A car accident can be a very stressful experience. Among the many things a person should do immediately after the accident, there's also the process of dealing with your insurance company. Just filing an insurance claim and dealing with claim adjusters can be stressful and challenging. This article presents a number of do’s and don’ts in filing an insurance claim and dealing with your insurance company.
- quickly call your insurance agency
- review your insurance policy
- document the accident details
- document all interactions with the insurance agency
- save accident receipts and bills
- consult with an experienced attorney
- admit liability
- agree to be recorded by the insurance agent
- submit to an independent medical exam
- lie about the extent of your injuries
Call your insurance company’s 1-800 number preferably at the scene of the accident. The accident details are fresh in your mind, you're on the scene, and the police can speak to the insurance company if necessary and provide the most accurate assessment of the situation.
If you can’t call from the scene, call them as soon as possible afterward. Again, provide them the factual information about the accident. You do not have to describe every detail and should not until you have consulted with an experienced car accident and personal injury lawyer.
No two insurance policies are identical. Car insurance policies differ in terms of personal medical coverage, deductible for car repairs and replacement, third party medical coverage, eligibility for a rental car while your car is being repaired, replacement versus depreciated value and so on. You should pay particular attention to limitations of the policy associated with any legal charges filed against you such as a DUI or DWI. It is important you sit down and read through your policy and then go through it again with your insurance company. Understanding your coverage is critical to understanding what you need to do to best deal with this crisis. If you retain a lawyer, they will be able to assist you in understanding the extent of your coverage.
At the time of the accident you must collect as many details as you can about the other drivers involved, as well as the contact information of any witnesses.
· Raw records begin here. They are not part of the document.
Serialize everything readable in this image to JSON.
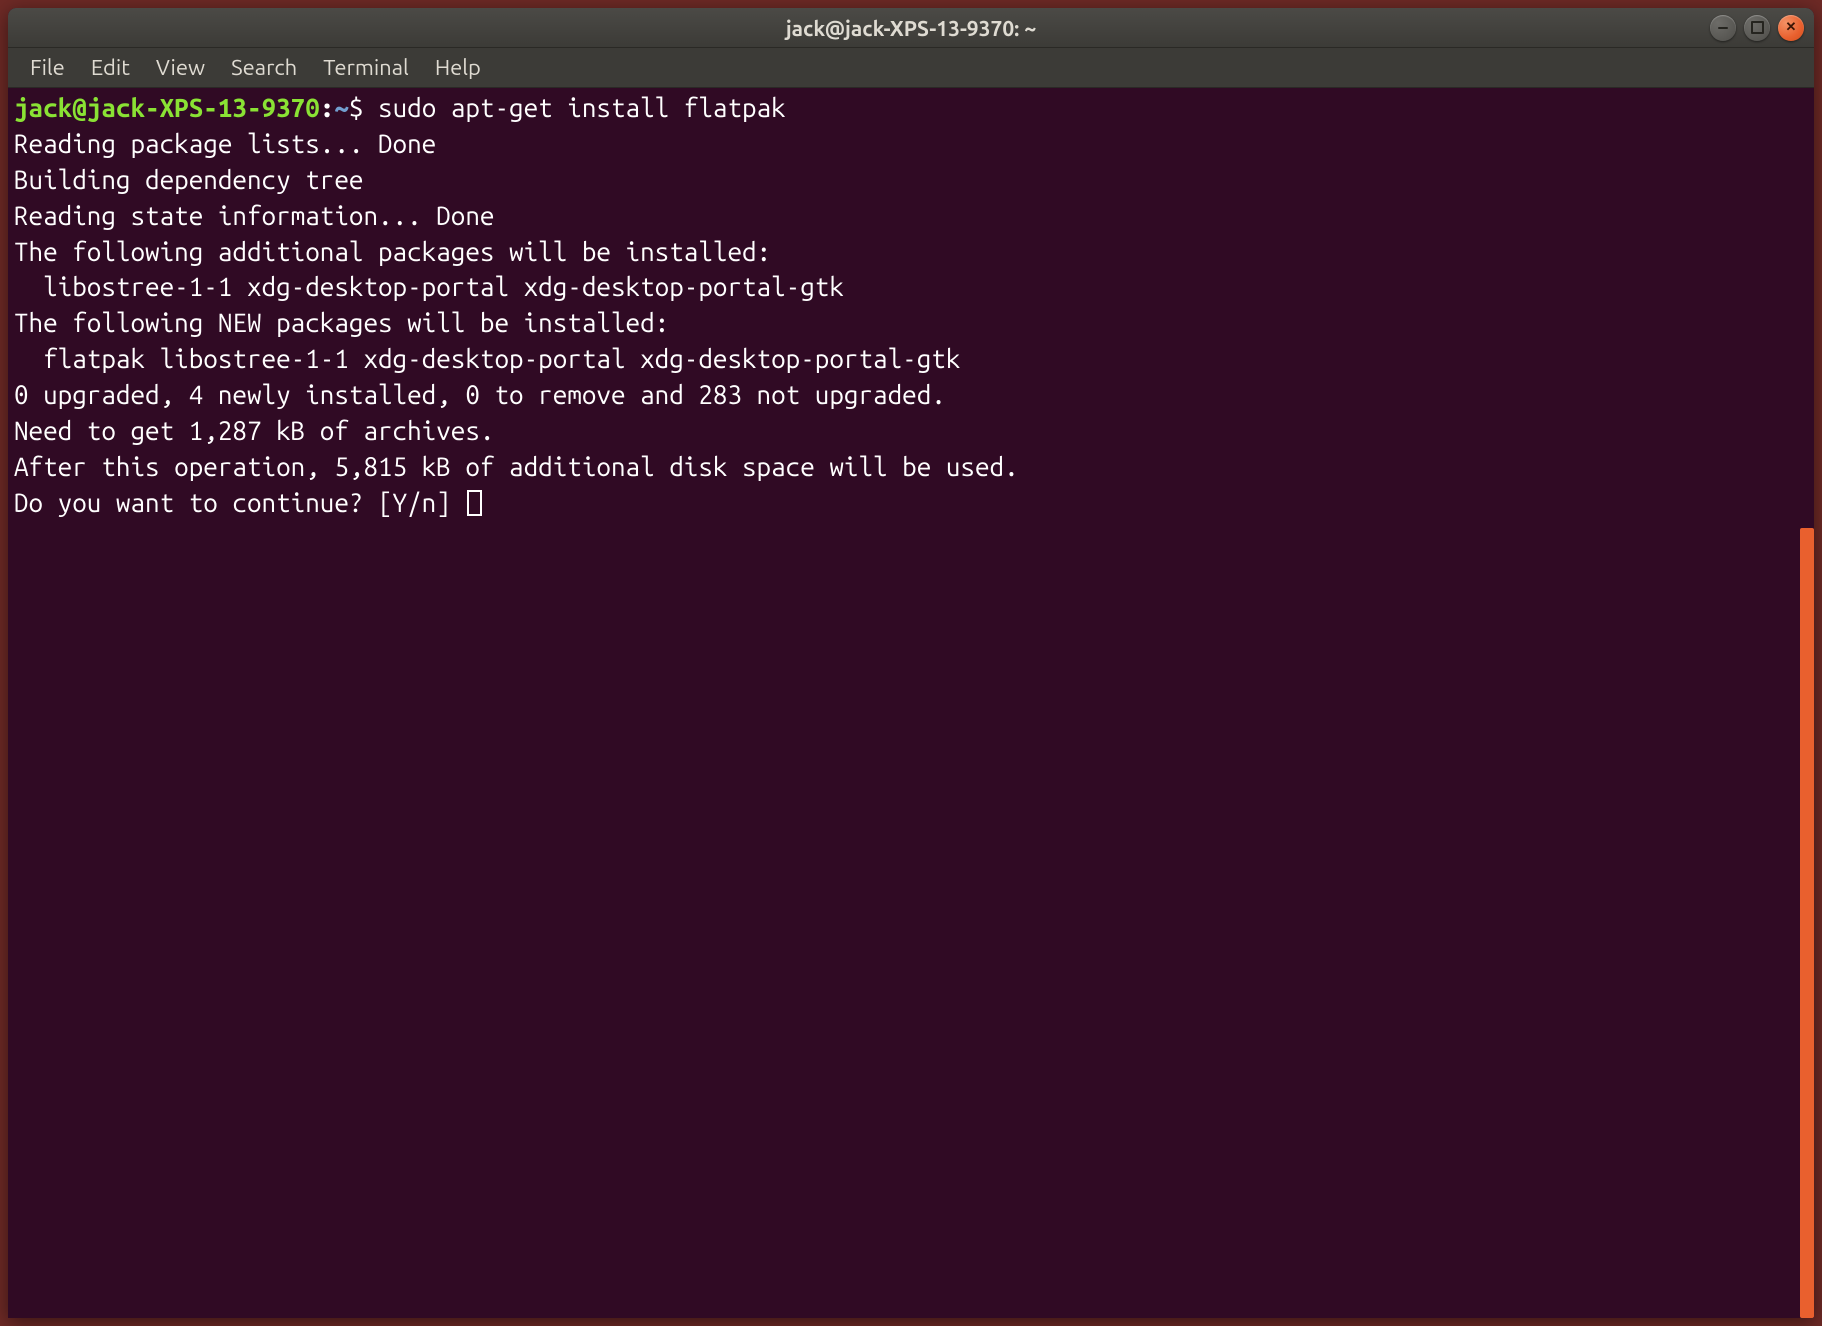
{
  "window": {
    "title": "jack@jack-XPS-13-9370: ~"
  },
  "menubar": {
    "items": [
      "File",
      "Edit",
      "View",
      "Search",
      "Terminal",
      "Help"
    ]
  },
  "prompt": {
    "user_host": "jack@jack-XPS-13-9370",
    "colon": ":",
    "path": "~",
    "dollar": "$ ",
    "command": "sudo apt-get install flatpak"
  },
  "output": {
    "lines": [
      "Reading package lists... Done",
      "Building dependency tree",
      "Reading state information... Done",
      "The following additional packages will be installed:",
      "  libostree-1-1 xdg-desktop-portal xdg-desktop-portal-gtk",
      "The following NEW packages will be installed:",
      "  flatpak libostree-1-1 xdg-desktop-portal xdg-desktop-portal-gtk",
      "0 upgraded, 4 newly installed, 0 to remove and 283 not upgraded.",
      "Need to get 1,287 kB of archives.",
      "After this operation, 5,815 kB of additional disk space will be used.",
      "Do you want to continue? [Y/n] "
    ]
  },
  "colors": {
    "terminal_bg": "#300a24",
    "titlebar_bg": "#3c3b37",
    "prompt_user": "#8ae234",
    "prompt_path": "#729fcf",
    "close_btn": "#e9602e",
    "text": "#ffffff"
  }
}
This must include the name, address, contact numbers, drivers' licenses and insurance information; even note a physical description of the other drivers involved. Take pictures or video of the scene and the other motorists and witnesses. Take down license plate numbers and VIN numbers of each vehicle. Take note of the name, badge number and contact information of the police involved. Get the police accident report number and request a copy of the report as soon as possible. When speaking with your insurance company they will need all of this information to begin the insurance claim process.
It is highly recommended you keep a diary of all conversations with your insurance company and their representatives. This information is critical in the unfortunate event you find yourself in court fighting against your own insurance company.
No matter how small an amount, keep all bills and receipts for expenses related to the accident. This even includes such things as cab fares, meals, medical deductibles, medicines and replacement of lost or broken personal items. The insurance companies have expense forms and limitations on expenses for some items, so it is important you communicate with the insurance company and understand the expense process, forms and limits. If you have retained a lawyer, quite often their office will submit and manage the expense process with the insurance company.
It is recommended you consult an experienced accident and personal injury lawyer even if the accident was minor. Most attorneys who specialize in automobile accidents will not charge for an initial consultation and will help you determine whether you need an attorney’s help or not. Legal representation in an injury claim is normally on a contingency fee basis and will not cost you out of pocket. Car accidents and insurance claims are complex and can become even more intricate if other motorists involved in the accident claim it was your fault or they have personal injuries. Unfortunately while an accident is a very traumatic event, it can become a prolonged personal crisis if there are sustained injuries by anyone involved or you're required to defend yourself in court.
When speaking with the police and insurance agent, keep to the facts. Do not admit liability. Beyond the police and your agent, do not talk to anyone about the accident unless you want them called against you in the court hearing. Car accidents are often the result of several circumstances. So do not assume that it is a result of something you did or did not do. Leave that to the police and the insurance investigators to determine.
When speaking on the phone with your insurance agent, assume they are recording the conversation. Tell the agent that you do not want to be recorded or if asked specifically to be recorded, politely decline.
The insurance company may recommend or even require an independent medical examination. If this happens, it is recommended you consult with an experienced accident and personal injury attorney before the examination. Note that this medical professional likely works for the insurance company. Be sure to have your own chosen exam and inquiry report to ensure a fair assessment.
Insurance companies will often hire investigators to watch and follow you to determine if your injuries are real. So be truthful about your injuries or your entire claim could be denied or weakened. You could even be taken to court.
Always remember that insurance companies are a business and as such they will always try to pay out the minimum amount of money to victims of an accident. So never accept the first settlement offer from the insurance company. A qualified and experienced car accident and personal injury attorney will be able to help you through the legal, insurance and medical maze and best represent your interests to ensure you are treated fairly as you deal with this personal crisis.